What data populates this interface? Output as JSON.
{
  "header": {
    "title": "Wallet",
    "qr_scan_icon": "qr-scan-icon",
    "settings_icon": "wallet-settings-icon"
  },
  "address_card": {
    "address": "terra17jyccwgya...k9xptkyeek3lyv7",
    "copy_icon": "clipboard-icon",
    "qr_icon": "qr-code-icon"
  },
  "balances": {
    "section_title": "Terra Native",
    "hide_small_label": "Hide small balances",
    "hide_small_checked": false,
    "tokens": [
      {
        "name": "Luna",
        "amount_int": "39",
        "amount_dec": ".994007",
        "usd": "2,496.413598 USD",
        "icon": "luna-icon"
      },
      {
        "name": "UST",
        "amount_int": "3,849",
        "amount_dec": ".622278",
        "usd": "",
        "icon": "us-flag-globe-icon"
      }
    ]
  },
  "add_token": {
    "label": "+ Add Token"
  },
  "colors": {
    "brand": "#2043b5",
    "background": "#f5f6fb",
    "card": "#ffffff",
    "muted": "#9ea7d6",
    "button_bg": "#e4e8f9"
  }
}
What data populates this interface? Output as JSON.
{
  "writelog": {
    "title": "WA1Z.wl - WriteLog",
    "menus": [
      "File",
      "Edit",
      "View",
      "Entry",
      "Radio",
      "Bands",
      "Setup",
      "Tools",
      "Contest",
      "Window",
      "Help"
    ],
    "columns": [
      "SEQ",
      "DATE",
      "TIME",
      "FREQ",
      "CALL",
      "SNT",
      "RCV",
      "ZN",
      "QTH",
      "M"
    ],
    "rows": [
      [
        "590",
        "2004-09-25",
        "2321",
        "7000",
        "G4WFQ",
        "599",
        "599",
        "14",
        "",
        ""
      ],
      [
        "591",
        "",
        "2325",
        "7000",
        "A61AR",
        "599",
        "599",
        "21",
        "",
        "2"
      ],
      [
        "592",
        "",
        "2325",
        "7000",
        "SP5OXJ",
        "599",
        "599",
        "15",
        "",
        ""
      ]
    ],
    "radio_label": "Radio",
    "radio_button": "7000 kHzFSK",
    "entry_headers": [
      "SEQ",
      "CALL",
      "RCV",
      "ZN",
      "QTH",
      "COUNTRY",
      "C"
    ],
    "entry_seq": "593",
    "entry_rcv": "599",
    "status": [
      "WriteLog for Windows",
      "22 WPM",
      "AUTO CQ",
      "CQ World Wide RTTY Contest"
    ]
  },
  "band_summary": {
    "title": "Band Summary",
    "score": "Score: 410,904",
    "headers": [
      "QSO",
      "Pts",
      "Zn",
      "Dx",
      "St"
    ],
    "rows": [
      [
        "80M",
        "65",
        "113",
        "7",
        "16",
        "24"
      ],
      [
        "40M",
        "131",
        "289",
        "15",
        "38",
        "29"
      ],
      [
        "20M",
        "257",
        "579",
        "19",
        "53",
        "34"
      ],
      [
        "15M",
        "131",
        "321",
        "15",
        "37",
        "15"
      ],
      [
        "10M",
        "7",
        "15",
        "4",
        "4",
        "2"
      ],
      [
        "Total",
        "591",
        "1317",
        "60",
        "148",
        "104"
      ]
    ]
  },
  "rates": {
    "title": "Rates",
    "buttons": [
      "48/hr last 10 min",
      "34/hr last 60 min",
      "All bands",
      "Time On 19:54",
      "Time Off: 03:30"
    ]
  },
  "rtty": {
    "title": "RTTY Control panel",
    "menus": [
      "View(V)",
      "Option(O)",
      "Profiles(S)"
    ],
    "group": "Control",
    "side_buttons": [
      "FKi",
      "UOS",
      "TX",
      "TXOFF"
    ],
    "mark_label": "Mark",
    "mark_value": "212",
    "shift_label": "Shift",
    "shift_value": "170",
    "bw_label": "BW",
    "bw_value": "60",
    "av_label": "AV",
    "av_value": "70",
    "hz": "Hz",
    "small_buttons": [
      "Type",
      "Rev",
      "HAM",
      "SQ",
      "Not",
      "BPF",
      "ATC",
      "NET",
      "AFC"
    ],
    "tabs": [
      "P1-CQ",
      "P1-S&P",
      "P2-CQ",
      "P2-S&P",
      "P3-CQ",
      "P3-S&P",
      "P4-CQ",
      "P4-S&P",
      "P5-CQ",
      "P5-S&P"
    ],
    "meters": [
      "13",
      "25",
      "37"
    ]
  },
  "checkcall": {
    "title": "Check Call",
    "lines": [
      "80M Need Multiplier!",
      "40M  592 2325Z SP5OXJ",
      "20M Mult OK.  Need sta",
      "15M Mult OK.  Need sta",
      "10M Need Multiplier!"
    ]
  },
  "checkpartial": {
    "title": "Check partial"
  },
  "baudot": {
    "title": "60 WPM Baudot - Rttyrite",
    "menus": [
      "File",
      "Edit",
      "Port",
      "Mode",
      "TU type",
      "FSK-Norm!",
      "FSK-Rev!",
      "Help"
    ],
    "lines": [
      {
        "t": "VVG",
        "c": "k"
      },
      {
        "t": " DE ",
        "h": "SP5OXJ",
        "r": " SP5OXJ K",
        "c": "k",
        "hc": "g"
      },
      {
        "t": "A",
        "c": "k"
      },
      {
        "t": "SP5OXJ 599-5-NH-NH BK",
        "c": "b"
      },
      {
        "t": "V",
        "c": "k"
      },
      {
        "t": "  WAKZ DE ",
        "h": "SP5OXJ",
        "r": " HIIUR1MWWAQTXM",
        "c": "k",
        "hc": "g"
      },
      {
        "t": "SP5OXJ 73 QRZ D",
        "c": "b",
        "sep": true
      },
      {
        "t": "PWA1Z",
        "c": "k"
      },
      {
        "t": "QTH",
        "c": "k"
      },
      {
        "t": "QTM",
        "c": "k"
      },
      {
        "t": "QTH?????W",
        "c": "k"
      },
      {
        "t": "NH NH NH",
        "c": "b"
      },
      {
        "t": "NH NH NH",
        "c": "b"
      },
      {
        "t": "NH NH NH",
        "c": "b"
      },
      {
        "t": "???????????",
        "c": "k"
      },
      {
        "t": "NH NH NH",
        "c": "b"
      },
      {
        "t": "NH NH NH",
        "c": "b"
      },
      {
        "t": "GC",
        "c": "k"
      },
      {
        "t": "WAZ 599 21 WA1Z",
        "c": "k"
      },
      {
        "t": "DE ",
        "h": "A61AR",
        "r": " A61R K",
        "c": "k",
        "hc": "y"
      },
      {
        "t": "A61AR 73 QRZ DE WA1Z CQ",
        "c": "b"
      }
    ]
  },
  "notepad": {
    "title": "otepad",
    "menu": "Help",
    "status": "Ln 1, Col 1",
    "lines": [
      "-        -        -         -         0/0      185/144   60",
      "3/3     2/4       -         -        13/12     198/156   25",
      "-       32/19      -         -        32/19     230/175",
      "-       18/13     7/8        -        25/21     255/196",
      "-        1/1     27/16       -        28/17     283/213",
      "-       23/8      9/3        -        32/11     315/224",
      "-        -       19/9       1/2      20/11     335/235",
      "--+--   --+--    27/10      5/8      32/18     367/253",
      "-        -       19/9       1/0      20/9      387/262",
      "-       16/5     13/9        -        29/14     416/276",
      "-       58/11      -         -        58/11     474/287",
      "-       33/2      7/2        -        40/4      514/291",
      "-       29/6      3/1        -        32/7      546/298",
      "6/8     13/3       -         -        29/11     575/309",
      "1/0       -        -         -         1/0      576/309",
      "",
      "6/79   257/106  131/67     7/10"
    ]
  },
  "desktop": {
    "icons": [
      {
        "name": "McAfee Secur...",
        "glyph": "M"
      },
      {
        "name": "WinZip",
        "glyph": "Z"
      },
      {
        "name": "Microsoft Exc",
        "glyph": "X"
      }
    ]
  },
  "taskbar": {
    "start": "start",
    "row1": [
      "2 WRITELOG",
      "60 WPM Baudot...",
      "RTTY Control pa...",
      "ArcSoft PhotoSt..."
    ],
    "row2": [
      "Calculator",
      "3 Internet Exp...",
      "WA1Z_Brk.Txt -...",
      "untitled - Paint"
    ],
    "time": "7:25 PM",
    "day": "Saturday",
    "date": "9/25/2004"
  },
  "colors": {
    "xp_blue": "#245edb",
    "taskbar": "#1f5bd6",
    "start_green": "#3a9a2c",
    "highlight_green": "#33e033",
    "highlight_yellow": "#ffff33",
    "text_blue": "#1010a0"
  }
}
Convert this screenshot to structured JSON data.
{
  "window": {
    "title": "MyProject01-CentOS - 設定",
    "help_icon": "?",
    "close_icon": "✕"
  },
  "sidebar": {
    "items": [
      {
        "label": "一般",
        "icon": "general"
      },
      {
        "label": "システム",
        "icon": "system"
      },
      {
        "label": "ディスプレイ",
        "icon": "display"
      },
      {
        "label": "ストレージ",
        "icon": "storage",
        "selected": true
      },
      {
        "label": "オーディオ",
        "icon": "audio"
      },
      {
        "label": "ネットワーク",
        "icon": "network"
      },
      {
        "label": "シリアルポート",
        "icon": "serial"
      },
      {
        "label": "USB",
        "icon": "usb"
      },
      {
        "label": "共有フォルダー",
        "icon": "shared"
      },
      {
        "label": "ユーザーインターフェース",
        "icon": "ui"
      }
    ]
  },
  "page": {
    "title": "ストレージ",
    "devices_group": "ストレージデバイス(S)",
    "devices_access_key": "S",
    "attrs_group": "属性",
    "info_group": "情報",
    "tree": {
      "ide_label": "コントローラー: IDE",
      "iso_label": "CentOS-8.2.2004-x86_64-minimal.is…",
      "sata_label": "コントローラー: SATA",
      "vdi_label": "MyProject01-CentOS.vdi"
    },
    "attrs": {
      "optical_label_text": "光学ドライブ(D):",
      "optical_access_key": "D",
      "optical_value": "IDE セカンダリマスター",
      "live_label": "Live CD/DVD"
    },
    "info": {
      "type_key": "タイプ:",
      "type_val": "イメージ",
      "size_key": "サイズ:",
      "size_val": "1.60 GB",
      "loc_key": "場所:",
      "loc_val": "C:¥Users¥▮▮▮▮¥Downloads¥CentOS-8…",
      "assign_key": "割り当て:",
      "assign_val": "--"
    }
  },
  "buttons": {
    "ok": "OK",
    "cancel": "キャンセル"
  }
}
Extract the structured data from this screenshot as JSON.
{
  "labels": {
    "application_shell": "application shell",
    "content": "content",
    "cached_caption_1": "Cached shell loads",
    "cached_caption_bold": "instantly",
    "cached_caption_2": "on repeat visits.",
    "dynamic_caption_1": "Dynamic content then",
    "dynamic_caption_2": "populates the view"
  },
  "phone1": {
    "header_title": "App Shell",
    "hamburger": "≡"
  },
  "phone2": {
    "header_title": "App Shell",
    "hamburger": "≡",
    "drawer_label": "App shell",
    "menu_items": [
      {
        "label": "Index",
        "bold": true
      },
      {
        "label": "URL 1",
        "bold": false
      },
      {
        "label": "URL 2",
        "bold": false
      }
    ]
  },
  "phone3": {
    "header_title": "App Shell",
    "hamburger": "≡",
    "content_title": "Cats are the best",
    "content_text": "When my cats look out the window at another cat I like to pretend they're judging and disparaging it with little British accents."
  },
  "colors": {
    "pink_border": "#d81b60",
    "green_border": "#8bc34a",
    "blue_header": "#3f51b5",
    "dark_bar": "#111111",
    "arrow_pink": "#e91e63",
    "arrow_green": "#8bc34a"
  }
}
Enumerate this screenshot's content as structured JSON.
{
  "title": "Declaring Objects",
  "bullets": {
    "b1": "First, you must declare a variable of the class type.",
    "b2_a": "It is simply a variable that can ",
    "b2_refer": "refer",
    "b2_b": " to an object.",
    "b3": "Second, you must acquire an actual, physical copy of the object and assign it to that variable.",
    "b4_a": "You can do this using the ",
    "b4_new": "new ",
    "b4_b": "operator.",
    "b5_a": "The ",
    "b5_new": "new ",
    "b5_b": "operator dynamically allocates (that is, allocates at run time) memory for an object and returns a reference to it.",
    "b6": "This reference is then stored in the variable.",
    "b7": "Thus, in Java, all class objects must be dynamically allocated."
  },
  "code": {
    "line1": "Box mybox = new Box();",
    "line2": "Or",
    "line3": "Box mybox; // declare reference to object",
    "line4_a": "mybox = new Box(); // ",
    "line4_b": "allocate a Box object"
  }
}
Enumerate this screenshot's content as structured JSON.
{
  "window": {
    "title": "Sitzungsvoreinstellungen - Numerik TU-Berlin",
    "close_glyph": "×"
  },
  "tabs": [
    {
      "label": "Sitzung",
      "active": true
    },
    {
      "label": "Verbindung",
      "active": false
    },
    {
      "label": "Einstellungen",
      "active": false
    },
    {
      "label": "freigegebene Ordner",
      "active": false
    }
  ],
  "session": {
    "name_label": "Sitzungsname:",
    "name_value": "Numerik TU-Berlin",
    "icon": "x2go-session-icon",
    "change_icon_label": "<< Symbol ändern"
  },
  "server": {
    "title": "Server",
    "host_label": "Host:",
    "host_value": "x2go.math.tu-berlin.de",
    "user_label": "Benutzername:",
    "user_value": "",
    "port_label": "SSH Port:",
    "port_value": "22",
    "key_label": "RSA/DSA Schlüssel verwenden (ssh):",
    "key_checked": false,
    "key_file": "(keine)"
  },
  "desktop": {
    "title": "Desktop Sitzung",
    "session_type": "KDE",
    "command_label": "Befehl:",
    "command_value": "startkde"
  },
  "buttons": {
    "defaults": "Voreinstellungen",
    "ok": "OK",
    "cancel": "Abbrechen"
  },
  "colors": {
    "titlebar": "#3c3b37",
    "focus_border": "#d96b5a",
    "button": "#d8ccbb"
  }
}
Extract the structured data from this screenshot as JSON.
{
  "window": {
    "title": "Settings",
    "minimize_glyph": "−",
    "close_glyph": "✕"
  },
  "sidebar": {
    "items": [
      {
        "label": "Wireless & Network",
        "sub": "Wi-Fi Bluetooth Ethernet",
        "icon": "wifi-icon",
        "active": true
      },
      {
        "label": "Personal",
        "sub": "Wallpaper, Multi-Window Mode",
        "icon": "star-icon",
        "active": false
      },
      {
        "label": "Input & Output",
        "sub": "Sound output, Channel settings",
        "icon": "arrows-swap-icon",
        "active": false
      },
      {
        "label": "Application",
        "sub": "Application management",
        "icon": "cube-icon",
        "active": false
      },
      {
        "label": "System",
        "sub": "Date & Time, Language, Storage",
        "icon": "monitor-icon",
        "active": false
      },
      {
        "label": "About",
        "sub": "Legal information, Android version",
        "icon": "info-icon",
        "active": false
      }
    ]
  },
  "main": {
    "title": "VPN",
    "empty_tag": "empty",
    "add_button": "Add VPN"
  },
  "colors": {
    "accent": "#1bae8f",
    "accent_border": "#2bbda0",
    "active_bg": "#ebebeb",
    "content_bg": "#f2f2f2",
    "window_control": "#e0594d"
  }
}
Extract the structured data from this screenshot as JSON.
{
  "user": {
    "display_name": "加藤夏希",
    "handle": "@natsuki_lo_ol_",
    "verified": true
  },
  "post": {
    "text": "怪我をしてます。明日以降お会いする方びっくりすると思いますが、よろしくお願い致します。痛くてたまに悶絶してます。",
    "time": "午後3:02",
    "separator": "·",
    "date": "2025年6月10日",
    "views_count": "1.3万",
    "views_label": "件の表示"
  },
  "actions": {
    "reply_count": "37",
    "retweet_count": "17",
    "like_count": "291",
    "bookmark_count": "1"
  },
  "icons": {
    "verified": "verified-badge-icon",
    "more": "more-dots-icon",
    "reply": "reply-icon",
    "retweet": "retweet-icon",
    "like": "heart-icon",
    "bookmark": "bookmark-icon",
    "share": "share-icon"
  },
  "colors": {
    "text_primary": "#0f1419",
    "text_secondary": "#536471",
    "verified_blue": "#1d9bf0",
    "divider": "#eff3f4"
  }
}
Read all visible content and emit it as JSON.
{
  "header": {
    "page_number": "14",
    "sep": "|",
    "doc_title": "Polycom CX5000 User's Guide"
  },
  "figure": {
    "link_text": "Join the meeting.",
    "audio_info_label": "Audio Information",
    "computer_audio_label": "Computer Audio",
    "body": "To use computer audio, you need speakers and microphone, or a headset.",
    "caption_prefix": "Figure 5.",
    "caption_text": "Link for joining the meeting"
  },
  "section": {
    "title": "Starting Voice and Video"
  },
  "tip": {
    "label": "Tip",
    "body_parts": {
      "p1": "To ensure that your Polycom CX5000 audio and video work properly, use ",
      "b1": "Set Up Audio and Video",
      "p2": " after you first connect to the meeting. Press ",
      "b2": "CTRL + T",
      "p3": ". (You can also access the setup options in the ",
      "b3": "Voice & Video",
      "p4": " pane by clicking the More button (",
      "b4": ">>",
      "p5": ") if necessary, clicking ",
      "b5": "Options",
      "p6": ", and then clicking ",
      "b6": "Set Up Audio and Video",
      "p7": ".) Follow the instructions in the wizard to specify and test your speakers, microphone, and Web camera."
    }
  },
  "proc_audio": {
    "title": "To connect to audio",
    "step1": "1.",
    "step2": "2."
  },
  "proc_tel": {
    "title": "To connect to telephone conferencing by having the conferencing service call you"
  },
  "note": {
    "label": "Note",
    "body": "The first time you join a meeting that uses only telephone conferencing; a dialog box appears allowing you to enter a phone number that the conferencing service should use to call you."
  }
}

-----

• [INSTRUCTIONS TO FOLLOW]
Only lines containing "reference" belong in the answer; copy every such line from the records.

• [YOUR SOLUTION]
    "b5_b": "operator dynamically allocates (that is, allocates at run time) memory for an object and returns a reference to it.",
    "b6": "This reference is then stored in the variable.",
    "line3": "Box mybox; // declare reference to object",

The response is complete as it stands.